Before becoming an actor Kiel worked as a cemetery plot salesman. It was good practice: he learnt a script off by heart and would always deliver it while patting the customer reassuringly (or so he intended) on the shoulder. Few said no to him, but itching to break into movies, he moved closer to Hollywood. Unfortunately a writer's strike had ground the industry to a halt, so he found work as a nightclub doorman. His predecessor had proved too free with his fists, and so Kiel was hired simply to "scare them into sobering up".

A drunk who worked for NBC gave him his business card one evening, suggesting he read for a part in the Western series Klondike (1960). More little parts soon came his way, via Thriller (1961) and Laramie (1961), and after a spell playing the Jolly Green Giant in local supermarkets and working evenings as a mathematics teacher at Ogden's Engineering School in Burbank, he got an agent, and then worked constantly in series television and B-movies, notably as a love-struck extra-terrestrial in The Human Duplicators (1965), as Moose Moran in the William Shatner-led thriller series Barbary Coast (1975) and as an invader in the fiendish Twilight Zone episode "To Serve Man", which, with its story of seemingly benevolent aliens and the titular manual they live by, gave birth to a catchphrase across America when the twist-in-the-tail was revealed: "it's a cookbook!"

He was initially reluctant to play Jaws, fearing that, like Chewbacca, it was merely a monster-role. But after hearing that Dave Prowse had already been seen, he suggested to producer Albert "Cubby" Broccoli that the role required an actor, to allow some characterisation to break through despite the lack of dialogue. Kiel certainly made something of Jaws: his taxed expression, he claimed, was the result of the teeth making him gag, while his huge beams when confronting Bond and his childlike frowns when outwitted by him showed off a fabulous chemistry with Roger Moore, who was more than happy to have him steal the scenes.

The role made Kiel a global sensation, but the hospitality that came with movie fame seduced him into alcoholism. He struck up a friendship with fellow-drinker Robert Shaw during the making of Force Ten from Navarone (1978), but Shaw's drink-related death soon after was the wake-up call Kiel needed. Deeply religious from childhood, he used his Christianity to overcome his addiction and remained steadfast for the rest of his life, even at one point turning down $50,000 for one day's work fronting a beer commercial.

He was cast as the Incredible Hulk between the two Bond films, but was paid off and the part recast after Marvel Comics insisted the role go to a more muscular actor. His film career yielded no more major surprises now that he was typecast not only in monstrous roles but in one particular monster role, although he was good fun as a loan-shark in So Fine (1981) and returned to Westerns with Pale Rider (1985). A serious car accident in 1992 left him unable to walk without the aid of a stick, but he still managed to soldier on as the bad-guy-turned-good in Happy Gilmore (1996).

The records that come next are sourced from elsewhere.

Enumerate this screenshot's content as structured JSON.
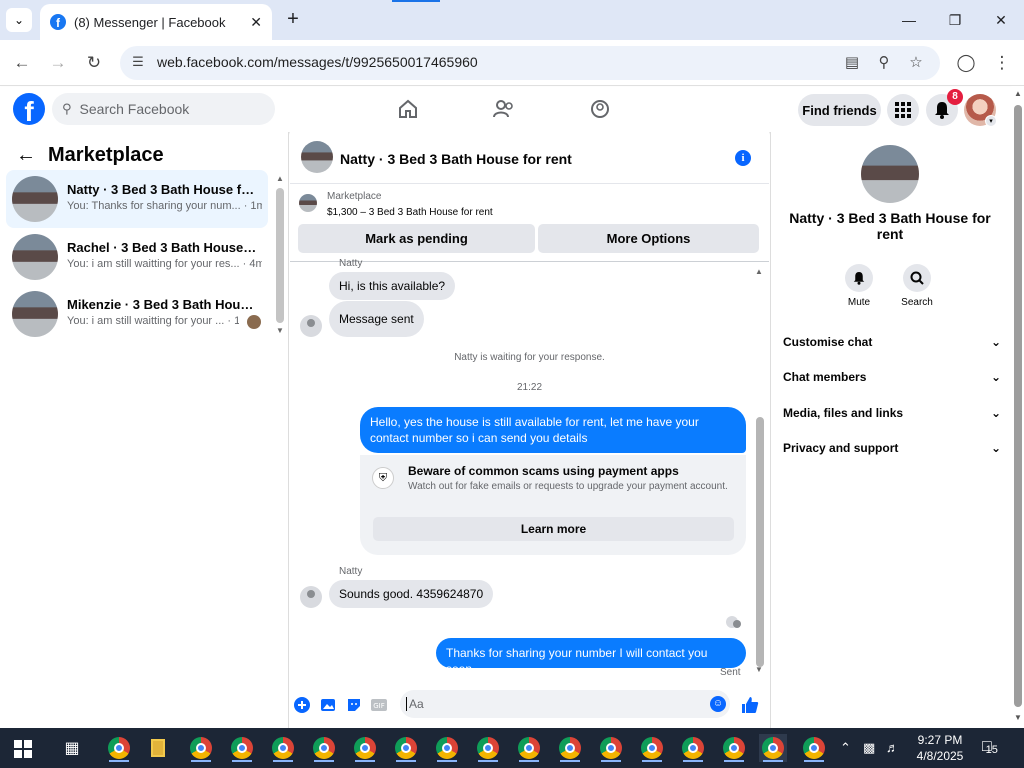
{
  "browser": {
    "tab_title": "(8) Messenger | Facebook",
    "url": "web.facebook.com/messages/t/9925650017465960"
  },
  "fb": {
    "search_placeholder": "Search Facebook",
    "find_friends": "Find friends",
    "notif_count": "8"
  },
  "left": {
    "title": "Marketplace",
    "conversations": [
      {
        "name": "Natty · 3 Bed 3 Bath House for r...",
        "preview": "You: Thanks for sharing your num... · 1m"
      },
      {
        "name": "Rachel · 3 Bed 3 Bath House for...",
        "preview": "You: i am still waitting for your res... · 4m"
      },
      {
        "name": "Mikenzie · 3 Bed 3 Bath Hous...",
        "preview": "You: i am still waitting for your ... · 1w"
      }
    ]
  },
  "chat": {
    "title": "Natty · 3 Bed 3 Bath House for rent",
    "listing_source": "Marketplace",
    "listing_price": "$1,300 – 3 Bed 3 Bath House for rent",
    "mark_pending": "Mark as pending",
    "more_options": "More Options",
    "sender_1": "Natty",
    "msg_1": "Hi, is this available?",
    "msg_2": "Message sent",
    "waiting_note": "Natty is waiting for your response.",
    "time_sep": "21:22",
    "out_1": "Hello, yes the house is still available for rent, let me have your contact number so i can send you  details",
    "scam_title": "Beware of common scams using payment apps",
    "scam_desc": "Watch out for fake emails or requests to upgrade your payment account.",
    "learn_more": "Learn more",
    "sender_2": "Natty",
    "msg_3": "Sounds good. 4359624870",
    "out_2": "Thanks for sharing your number I will contact you soon",
    "sent_label": "Sent",
    "composer_placeholder": "Aa"
  },
  "right": {
    "name": "Natty · 3 Bed 3 Bath House for rent",
    "mute": "Mute",
    "search": "Search",
    "sections": [
      "Customise chat",
      "Chat members",
      "Media, files and links",
      "Privacy and support"
    ]
  },
  "taskbar": {
    "time": "9:27 PM",
    "date": "4/8/2025",
    "notif_count": "15"
  }
}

As well as voice-over work, especially on Bond-related computer games, and appearing on the lucrative autographing circuit, Kiel also co-wrote and produced the family film The Giant of Thunder Mountain (1991), and co-wrote a well-received novel, Kentucky Lion: The True Story of Cassius Clay, about the politician and anti-slavery campaigner.

Both projects were testimony to what a very gentle giant he really was.


Richard Dawson Kiel, actor, writer and producer: born Detroit, Michigan 13 September 1939; married 1960 Faye Daniels (marriage dissolved), 1974 Diane Rogers (four children); died Fresno, California 10 September 2014.